Entries in Transparency International (86)
Job Title: Program Coordinator Europe and Central Asia, Whistleblowing Program
Employer: Transparency International
Location: Berlin, Germany
Transparency International released its 20th edition of the Corruption Perceptions Index (CPI) today, available here. The 2014 CPI ranks 175 countries based on the perceptions of public sector corruption. Denmark is at the top of the list with a CPI score of 92. Similar to the last several years, North Korea and Somalia are at the bottom of the list, scoring 8 each.
Last month, the DOJ's Leslie Caldwell, described the fight against corruption as “a necessary enforcement action to protect our own national security interests and the ability of our U.S. companies to compete on a global scale.” These comments not only apply to FCPA enforcement but also highlight the long-recognized notion that corruption can threaten peace and security. Today, the threat posed by corruption to security is especially relevant to Africa and the Middle East.

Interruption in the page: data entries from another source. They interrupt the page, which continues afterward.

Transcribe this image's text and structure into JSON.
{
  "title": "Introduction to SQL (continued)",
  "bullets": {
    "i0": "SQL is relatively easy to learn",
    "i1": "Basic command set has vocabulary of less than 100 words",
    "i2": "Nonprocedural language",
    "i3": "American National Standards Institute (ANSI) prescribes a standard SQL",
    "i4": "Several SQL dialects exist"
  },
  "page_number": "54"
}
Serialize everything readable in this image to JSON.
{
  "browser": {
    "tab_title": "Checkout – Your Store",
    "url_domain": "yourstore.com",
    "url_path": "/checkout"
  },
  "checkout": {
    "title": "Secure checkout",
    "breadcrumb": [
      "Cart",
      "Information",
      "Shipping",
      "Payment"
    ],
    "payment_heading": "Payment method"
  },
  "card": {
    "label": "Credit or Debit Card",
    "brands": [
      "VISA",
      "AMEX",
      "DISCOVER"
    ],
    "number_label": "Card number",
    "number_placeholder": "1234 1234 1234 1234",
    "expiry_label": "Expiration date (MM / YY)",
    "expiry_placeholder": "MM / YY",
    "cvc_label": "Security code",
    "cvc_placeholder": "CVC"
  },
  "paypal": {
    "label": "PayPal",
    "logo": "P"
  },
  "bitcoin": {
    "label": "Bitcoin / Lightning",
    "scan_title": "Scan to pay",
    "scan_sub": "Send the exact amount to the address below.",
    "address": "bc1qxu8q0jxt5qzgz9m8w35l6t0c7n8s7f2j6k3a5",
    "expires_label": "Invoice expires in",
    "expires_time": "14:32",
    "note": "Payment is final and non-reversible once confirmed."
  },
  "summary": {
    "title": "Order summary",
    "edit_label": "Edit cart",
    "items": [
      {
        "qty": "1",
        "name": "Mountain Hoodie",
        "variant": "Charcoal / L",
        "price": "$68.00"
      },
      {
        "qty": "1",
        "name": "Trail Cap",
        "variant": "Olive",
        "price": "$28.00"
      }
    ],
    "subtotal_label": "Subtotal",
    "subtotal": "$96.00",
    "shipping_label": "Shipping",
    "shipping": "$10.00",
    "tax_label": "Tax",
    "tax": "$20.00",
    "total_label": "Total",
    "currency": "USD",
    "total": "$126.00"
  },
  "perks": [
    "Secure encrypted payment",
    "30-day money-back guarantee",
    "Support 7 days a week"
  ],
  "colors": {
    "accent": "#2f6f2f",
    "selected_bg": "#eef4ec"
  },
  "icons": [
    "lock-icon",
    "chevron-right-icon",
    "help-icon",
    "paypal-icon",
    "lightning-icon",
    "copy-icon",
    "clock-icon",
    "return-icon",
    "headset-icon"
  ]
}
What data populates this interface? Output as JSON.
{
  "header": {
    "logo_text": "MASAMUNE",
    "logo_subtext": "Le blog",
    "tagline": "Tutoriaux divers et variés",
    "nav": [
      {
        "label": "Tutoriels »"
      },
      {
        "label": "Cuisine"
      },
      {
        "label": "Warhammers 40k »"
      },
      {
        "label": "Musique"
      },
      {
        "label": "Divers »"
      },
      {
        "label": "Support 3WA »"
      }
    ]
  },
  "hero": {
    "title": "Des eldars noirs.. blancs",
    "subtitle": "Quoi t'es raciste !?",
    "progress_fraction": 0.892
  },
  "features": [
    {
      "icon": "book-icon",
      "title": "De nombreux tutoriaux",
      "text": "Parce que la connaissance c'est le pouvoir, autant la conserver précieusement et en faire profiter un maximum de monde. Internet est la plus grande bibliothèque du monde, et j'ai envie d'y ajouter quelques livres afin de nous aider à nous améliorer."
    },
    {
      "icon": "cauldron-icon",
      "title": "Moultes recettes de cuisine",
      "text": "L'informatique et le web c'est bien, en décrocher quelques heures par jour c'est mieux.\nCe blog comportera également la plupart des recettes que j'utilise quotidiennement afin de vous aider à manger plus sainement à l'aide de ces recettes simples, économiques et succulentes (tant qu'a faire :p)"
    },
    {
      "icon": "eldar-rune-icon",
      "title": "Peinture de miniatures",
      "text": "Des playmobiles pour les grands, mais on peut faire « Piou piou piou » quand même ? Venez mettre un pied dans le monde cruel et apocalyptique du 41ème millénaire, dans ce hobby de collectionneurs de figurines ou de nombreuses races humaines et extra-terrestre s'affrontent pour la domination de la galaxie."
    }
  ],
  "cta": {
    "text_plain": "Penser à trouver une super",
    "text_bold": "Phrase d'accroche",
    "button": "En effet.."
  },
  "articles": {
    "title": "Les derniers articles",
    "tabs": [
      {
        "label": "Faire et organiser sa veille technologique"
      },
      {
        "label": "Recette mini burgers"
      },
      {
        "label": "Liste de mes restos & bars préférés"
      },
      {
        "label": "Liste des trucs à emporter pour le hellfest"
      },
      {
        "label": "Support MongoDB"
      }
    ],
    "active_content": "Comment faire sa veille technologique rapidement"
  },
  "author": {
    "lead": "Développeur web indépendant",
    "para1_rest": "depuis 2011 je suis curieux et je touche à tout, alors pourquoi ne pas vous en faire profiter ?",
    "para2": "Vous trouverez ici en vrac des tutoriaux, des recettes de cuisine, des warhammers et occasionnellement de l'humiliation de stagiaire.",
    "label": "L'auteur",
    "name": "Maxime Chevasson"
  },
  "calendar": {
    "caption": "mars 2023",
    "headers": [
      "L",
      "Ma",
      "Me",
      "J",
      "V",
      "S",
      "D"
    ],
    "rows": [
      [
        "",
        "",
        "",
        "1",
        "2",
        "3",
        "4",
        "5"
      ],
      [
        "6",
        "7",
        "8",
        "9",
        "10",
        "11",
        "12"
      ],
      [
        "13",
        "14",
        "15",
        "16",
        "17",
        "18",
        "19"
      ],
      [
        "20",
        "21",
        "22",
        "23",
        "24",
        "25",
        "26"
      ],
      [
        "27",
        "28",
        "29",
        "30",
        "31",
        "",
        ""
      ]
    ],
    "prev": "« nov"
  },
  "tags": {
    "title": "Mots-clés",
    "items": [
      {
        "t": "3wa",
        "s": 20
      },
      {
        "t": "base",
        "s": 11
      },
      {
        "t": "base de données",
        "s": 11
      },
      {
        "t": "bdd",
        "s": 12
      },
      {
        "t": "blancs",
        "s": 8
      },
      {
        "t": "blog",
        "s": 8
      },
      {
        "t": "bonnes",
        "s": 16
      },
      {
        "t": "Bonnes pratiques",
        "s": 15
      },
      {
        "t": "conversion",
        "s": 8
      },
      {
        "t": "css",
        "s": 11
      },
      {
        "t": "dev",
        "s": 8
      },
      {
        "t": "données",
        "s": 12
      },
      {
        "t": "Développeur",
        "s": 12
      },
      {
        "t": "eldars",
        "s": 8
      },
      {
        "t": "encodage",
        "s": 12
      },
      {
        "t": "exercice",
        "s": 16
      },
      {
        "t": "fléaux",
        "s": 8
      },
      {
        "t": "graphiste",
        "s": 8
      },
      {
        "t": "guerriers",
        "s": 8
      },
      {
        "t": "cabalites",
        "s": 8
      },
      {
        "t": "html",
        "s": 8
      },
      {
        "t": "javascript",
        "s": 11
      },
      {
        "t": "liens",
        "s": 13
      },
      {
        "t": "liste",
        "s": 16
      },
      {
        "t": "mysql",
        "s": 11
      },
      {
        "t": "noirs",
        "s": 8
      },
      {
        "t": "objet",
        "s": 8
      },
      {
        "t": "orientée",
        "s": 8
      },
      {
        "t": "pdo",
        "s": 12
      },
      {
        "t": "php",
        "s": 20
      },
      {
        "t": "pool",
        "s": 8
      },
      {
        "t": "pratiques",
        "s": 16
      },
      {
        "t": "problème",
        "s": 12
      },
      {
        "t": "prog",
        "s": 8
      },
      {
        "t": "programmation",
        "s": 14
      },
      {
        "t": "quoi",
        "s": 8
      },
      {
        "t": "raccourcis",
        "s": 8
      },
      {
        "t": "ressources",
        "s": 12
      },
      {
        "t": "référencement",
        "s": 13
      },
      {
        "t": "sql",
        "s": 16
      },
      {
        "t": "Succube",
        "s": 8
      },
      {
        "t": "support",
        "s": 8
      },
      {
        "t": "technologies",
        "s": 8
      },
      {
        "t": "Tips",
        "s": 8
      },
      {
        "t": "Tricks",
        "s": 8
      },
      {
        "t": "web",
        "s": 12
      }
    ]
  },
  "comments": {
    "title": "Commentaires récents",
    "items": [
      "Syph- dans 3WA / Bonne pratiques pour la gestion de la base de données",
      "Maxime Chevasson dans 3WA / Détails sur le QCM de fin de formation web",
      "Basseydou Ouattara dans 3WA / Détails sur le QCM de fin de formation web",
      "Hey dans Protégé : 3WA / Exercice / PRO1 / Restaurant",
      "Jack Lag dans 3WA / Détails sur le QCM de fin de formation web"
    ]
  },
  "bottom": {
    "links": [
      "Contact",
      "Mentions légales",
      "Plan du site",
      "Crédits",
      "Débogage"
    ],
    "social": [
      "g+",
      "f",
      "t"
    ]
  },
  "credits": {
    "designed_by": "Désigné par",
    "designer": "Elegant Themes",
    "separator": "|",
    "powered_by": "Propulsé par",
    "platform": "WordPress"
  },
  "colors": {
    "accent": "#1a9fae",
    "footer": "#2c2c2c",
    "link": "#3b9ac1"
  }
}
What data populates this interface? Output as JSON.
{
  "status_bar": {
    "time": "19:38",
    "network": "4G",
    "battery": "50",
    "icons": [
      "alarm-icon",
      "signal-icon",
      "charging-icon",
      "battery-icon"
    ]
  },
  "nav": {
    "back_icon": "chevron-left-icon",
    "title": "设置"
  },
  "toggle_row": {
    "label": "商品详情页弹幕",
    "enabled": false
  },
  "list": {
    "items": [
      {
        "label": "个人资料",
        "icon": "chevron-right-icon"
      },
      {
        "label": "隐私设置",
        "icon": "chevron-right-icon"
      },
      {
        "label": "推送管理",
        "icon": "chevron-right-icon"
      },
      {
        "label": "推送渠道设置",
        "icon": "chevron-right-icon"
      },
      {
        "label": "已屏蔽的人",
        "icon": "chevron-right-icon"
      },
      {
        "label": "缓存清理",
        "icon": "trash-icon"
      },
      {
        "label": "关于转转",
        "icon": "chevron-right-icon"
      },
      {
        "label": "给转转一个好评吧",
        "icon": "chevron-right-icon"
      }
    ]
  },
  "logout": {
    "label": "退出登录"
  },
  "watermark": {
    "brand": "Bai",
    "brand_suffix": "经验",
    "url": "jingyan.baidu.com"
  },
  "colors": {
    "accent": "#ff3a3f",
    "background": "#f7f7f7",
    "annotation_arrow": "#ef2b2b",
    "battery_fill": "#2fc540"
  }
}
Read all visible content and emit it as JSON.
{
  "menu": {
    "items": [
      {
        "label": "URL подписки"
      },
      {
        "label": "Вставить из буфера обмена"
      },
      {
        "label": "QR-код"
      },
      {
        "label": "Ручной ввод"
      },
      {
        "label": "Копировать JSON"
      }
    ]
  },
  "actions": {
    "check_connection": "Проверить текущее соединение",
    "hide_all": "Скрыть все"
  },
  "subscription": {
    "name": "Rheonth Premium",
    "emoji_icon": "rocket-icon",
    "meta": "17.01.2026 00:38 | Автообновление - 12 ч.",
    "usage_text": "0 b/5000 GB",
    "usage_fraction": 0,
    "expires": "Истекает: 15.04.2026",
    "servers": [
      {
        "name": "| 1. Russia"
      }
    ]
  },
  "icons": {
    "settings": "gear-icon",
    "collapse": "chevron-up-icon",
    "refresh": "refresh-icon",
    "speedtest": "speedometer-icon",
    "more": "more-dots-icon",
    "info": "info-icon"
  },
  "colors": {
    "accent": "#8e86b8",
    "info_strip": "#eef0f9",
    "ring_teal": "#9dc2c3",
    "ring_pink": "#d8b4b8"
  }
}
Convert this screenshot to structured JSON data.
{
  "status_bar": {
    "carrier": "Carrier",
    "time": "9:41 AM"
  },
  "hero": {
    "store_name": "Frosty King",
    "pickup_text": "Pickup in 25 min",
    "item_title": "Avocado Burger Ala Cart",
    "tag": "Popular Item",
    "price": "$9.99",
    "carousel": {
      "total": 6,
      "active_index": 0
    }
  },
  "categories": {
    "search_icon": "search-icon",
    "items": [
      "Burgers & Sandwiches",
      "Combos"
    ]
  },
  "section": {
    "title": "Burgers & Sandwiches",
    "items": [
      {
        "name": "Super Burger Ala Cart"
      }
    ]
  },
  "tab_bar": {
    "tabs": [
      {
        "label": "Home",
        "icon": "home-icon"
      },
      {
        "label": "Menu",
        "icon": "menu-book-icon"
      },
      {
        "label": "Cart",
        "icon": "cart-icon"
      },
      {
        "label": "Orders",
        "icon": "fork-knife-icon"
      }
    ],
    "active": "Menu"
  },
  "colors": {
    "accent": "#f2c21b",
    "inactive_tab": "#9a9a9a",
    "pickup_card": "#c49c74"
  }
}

Transparency International's open letter to the G20 leaders requiring transparency of ownership ought really to be pushing at an open door. Particularly so, in the light of the Financial Action Task Force's Recommendations 24 and 25 (published in 2003 and updated in 2012) which require member countries to ensure that accessible information can be obtained and exchanged on beneficial ownership of legal persons and trusts/arrangements.
Transparency International signed a letter with prominent prosecutors and corruption hunters addressing G8 leaders on the urgency to curb money laundering.
Dear G20 leaders,
When a global financial system allows billions of dollars of corrupt or stolen money to flow unchecked around the globe, something is wrong. When financial secrecy helps strip Africa of $50 billion each year, something is wrong. When the poor of this world see the wealth of their countries slip beyond their borders, something must be done.